**TASK PROMPT**
The data should be duplicated exactly, with every word kept as it is.

(Excerpts from an interface dataset)
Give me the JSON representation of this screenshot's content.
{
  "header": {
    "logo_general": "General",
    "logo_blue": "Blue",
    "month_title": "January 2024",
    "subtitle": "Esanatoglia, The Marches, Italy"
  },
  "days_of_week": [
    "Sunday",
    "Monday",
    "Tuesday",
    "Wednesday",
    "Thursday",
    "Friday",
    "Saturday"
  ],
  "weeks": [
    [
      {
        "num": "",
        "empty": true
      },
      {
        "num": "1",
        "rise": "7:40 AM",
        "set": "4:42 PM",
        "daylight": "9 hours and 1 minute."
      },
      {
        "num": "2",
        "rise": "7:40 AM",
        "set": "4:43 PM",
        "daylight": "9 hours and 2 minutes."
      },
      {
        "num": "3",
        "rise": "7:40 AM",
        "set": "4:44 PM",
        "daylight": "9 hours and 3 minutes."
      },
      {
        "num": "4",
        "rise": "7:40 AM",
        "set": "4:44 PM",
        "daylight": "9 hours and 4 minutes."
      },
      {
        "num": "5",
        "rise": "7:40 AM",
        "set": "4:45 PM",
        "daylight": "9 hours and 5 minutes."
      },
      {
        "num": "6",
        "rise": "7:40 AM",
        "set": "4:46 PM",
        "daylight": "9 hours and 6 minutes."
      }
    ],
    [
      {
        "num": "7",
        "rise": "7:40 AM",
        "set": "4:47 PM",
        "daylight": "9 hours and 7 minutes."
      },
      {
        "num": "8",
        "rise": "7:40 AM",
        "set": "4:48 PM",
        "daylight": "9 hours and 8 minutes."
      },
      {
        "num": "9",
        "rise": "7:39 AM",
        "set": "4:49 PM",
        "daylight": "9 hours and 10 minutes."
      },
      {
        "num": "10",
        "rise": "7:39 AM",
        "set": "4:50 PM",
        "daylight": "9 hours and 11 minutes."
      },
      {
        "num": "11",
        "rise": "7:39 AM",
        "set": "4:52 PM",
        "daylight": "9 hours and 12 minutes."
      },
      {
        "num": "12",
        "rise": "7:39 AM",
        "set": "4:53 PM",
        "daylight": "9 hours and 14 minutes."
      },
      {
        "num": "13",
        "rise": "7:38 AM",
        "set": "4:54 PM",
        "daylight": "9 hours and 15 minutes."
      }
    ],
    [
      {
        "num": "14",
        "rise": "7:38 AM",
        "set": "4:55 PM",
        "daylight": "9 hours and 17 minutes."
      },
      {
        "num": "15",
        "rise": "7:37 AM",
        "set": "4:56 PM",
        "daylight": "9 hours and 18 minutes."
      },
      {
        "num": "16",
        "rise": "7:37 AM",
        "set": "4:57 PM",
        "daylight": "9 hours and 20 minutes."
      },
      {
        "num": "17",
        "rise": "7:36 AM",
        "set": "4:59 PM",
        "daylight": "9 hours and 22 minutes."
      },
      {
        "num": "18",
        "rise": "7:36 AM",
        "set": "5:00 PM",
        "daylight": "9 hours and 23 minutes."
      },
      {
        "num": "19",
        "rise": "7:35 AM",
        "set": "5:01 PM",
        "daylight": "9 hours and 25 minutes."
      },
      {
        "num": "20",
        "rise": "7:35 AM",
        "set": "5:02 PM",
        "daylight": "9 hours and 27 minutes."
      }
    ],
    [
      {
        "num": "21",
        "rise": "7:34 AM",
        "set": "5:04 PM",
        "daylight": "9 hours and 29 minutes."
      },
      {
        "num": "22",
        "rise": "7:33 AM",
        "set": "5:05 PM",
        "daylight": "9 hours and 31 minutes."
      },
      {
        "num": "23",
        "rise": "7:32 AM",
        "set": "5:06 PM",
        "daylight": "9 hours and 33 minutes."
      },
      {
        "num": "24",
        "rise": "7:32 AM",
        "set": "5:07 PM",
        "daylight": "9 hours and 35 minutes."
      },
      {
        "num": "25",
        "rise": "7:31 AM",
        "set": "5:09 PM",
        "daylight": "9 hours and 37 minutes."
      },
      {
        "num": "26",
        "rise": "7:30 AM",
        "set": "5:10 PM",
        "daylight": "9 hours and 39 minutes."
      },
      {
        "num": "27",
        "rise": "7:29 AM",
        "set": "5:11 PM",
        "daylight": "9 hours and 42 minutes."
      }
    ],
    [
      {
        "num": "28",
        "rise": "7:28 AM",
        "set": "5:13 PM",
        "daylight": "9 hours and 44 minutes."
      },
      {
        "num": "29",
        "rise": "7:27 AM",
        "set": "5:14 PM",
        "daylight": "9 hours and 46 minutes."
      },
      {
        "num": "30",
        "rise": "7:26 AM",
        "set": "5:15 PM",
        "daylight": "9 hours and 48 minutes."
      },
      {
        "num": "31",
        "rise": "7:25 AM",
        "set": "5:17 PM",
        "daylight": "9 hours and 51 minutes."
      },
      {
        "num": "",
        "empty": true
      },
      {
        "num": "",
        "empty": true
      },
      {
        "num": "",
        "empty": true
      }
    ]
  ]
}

**EXERCISE RESULT**
Give me the JSON representation of this screenshot's content.
{
  "header": {
    "logo_general": "General",
    "logo_blue": "Blue",
    "month_title": "January 2024",
    "subtitle": "Esanatoglia, The Marches, Italy"
  },
  "days_of_week": [
    "Sunday",
    "Monday",
    "Tuesday",
    "Wednesday",
    "Thursday",
    "Friday",
    "Saturday"
  ],
  "weeks": [
    [
      {
        "num": "",
        "empty": true
      },
      {
        "num": "1",
        "rise": "7:40 AM",
        "set": "4:42 PM",
        "daylight": "9 hours and 1 minute."
      },
      {
        "num": "2",
        "rise": "7:40 AM",
        "set": "4:43 PM",
        "daylight": "9 hours and 2 minutes."
      },
      {
        "num": "3",
        "rise": "7:40 AM",
        "set": "4:44 PM",
        "daylight": "9 hours and 3 minutes."
      },
      {
        "num": "4",
        "rise": "7:40 AM",
        "set": "4:44 PM",
        "daylight": "9 hours and 4 minutes."
      },
      {
        "num": "5",
        "rise": "7:40 AM",
        "set": "4:45 PM",
        "daylight": "9 hours and 5 minutes."
      },
      {
        "num": "6",
        "rise": "7:40 AM",
        "set": "4:46 PM",
        "daylight": "9 hours and 6 minutes."
      }
    ],
    [
      {
        "num": "7",
        "rise": "7:40 AM",
        "set": "4:47 PM",
        "daylight": "9 hours and 7 minutes."
      },
      {
        "num": "8",
        "rise": "7:40 AM",
        "set": "4:48 PM",
        "daylight": "9 hours and 8 minutes."
      },
      {
        "num": "9",
        "rise": "7:39 AM",
        "set": "4:49 PM",
        "daylight": "9 hours and 10 minutes."
      },
      {
        "num": "10",
        "rise": "7:39 AM",
        "set": "4:50 PM",
        "daylight": "9 hours and 11 minutes."
      },
      {
        "num": "11",
        "rise": "7:39 AM",
        "set": "4:52 PM",
        "daylight": "9 hours and 12 minutes."
      },
      {
        "num": "12",
        "rise": "7:39 AM",
        "set": "4:53 PM",
        "daylight": "9 hours and 14 minutes."
      },
      {
        "num": "13",
        "rise": "7:38 AM",
        "set": "4:54 PM",
        "daylight": "9 hours and 15 minutes."
      }
    ],
    [
      {
        "num": "14",
        "rise": "7:38 AM",
        "set": "4:55 PM",
        "daylight": "9 hours and 17 minutes."
      },
      {
        "num": "15",
        "rise": "7:37 AM",
        "set": "4:56 PM",
        "daylight": "9 hours and 18 minutes."
      },
      {
        "num": "16",
        "rise": "7:37 AM",
        "set": "4:57 PM",
        "daylight": "9 hours and 20 minutes."
      },
      {
        "num": "17",
        "rise": "7:36 AM",
        "set": "4:59 PM",
        "daylight": "9 hours and 22 minutes."
      },
      {
        "num": "18",
        "rise": "7:36 AM",
        "set": "5:00 PM",
        "daylight": "9 hours and 23 minutes."
      },
      {
        "num": "19",
        "rise": "7:35 AM",
        "set": "5:01 PM",
        "daylight": "9 hours and 25 minutes."
      },
      {
        "num": "20",
        "rise": "7:35 AM",
        "set": "5:02 PM",
        "daylight": "9 hours and 27 minutes."
      }
    ],
    [
      {
        "num": "21",
        "rise": "7:34 AM",
        "set": "5:04 PM",
        "daylight": "9 hours and 29 minutes."
      },
      {
        "num": "22",
        "rise": "7:33 AM",
        "set": "5:05 PM",
        "daylight": "9 hours and 31 minutes."
      },
      {
        "num": "23",
        "rise": "7:32 AM",
        "set": "5:06 PM",
        "daylight": "9 hours and 33 minutes."
      },
      {
        "num": "24",
        "rise": "7:32 AM",
        "set": "5:07 PM",
        "daylight": "9 hours and 35 minutes."
      },
      {
        "num": "25",
        "rise": "7:31 AM",
        "set": "5:09 PM",
        "daylight": "9 hours and 37 minutes."
      },
      {
        "num": "26",
        "rise": "7:30 AM",
        "set": "5:10 PM",
        "daylight": "9 hours and 39 minutes."
      },
      {
        "num": "27",
        "rise": "7:29 AM",
        "set": "5:11 PM",
        "daylight": "9 hours and 42 minutes."
      }
    ],
    [
      {
        "num": "28",
        "rise": "7:28 AM",
        "set": "5:13 PM",
        "daylight": "9 hours and 44 minutes."
      },
      {
        "num": "29",
        "rise": "7:27 AM",
        "set": "5:14 PM",
        "daylight": "9 hours and 46 minutes."
      },
      {
        "num": "30",
        "rise": "7:26 AM",
        "set": "5:15 PM",
        "daylight": "9 hours and 48 minutes."
      },
      {
        "num": "31",
        "rise": "7:25 AM",
        "set": "5:17 PM",
        "daylight": "9 hours and 51 minutes."
      },
      {
        "num": "",
        "empty": true
      },
      {
        "num": "",
        "empty": true
      },
      {
        "num": "",
        "empty": true
      }
    ]
  ]
}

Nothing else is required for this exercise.